_Problem requirements_
Identify each line below containing the string "with" and copy it.

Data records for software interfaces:
====

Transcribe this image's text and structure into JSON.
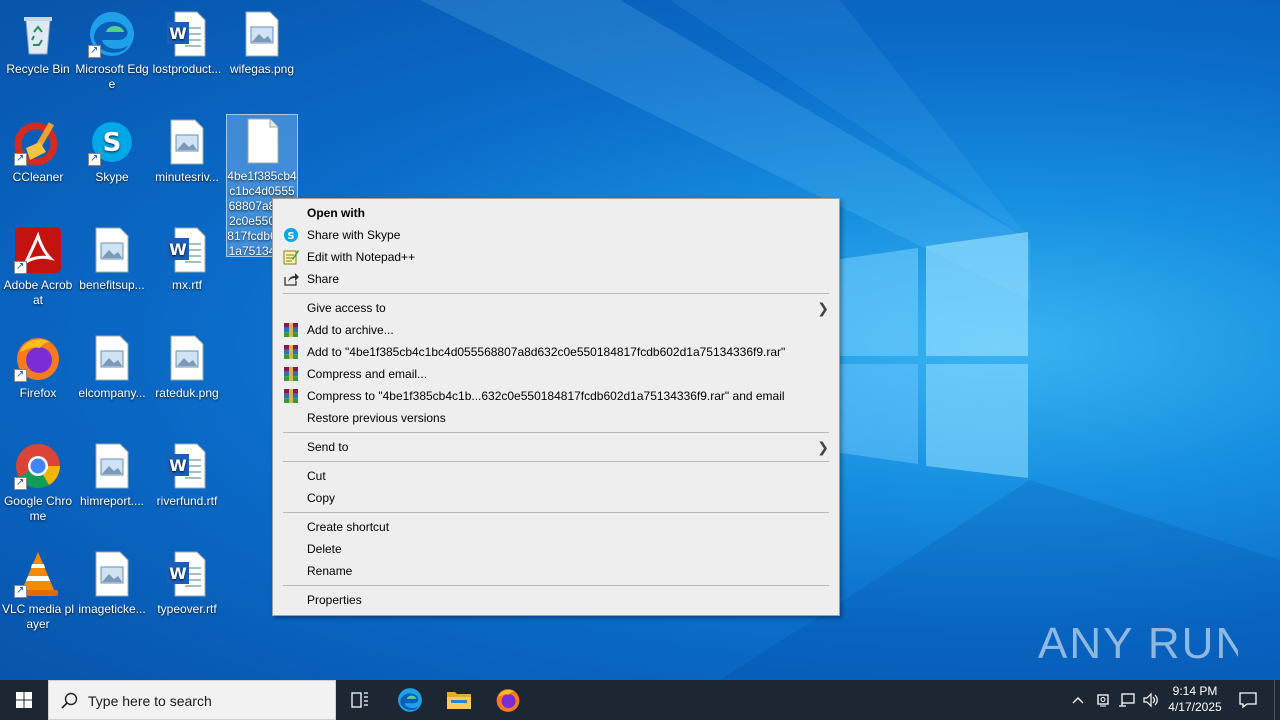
{
  "desktop": {
    "icons": [
      {
        "label": "Recycle Bin",
        "icon": "recycle-bin-icon"
      },
      {
        "label": "Microsoft Edge",
        "icon": "edge-icon"
      },
      {
        "label": "lostproduct...",
        "icon": "word-doc-icon"
      },
      {
        "label": "wifegas.png",
        "icon": "image-file-icon"
      },
      {
        "label": "CCleaner",
        "icon": "ccleaner-icon"
      },
      {
        "label": "Skype",
        "icon": "skype-icon"
      },
      {
        "label": "minutesriv...",
        "icon": "image-file-icon"
      },
      {
        "label": "4be1f385cb4c1bc4d055568807a8d632c0e550184817fcdb602d1a75134336",
        "icon": "blank-file-icon"
      },
      {
        "label": "Adobe Acrobat",
        "icon": "acrobat-icon"
      },
      {
        "label": "benefitsup...",
        "icon": "image-file-icon"
      },
      {
        "label": "mx.rtf",
        "icon": "word-doc-icon"
      },
      {
        "label": "Firefox",
        "icon": "firefox-icon"
      },
      {
        "label": "elcompany...",
        "icon": "image-file-icon"
      },
      {
        "label": "rateduk.png",
        "icon": "image-file-icon"
      },
      {
        "label": "Google Chrome",
        "icon": "chrome-icon"
      },
      {
        "label": "himreport....",
        "icon": "image-file-icon"
      },
      {
        "label": "riverfund.rtf",
        "icon": "word-doc-icon"
      },
      {
        "label": "VLC media player",
        "icon": "vlc-icon"
      },
      {
        "label": "imageticke...",
        "icon": "image-file-icon"
      },
      {
        "label": "typeover.rtf",
        "icon": "word-doc-icon"
      }
    ]
  },
  "context_menu": {
    "open_with": "Open with",
    "share_skype": "Share with Skype",
    "edit_notepad": "Edit with Notepad++",
    "share": "Share",
    "give_access": "Give access to",
    "add_archive": "Add to archive...",
    "add_to_rar": "Add to \"4be1f385cb4c1bc4d055568807a8d632c0e550184817fcdb602d1a75134336f9.rar\"",
    "compress_email": "Compress and email...",
    "compress_to_rar_email": "Compress to \"4be1f385cb4c1b...632c0e550184817fcdb602d1a75134336f9.rar\" and email",
    "restore_versions": "Restore previous versions",
    "send_to": "Send to",
    "cut": "Cut",
    "copy": "Copy",
    "create_shortcut": "Create shortcut",
    "delete": "Delete",
    "rename": "Rename",
    "properties": "Properties"
  },
  "taskbar": {
    "search_placeholder": "Type here to search",
    "time": "9:14 PM",
    "date": "4/17/2025"
  },
  "watermark": "ANY RUN",
  "colors": {
    "accent": "#0078d7",
    "taskbar": "#1c2733",
    "menu_bg": "#eeeeee"
  }
}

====

_Exercise response_
    "open_with": "Open with",
    "share_skype": "Share with Skype",
    "edit_notepad": "Edit with Notepad++",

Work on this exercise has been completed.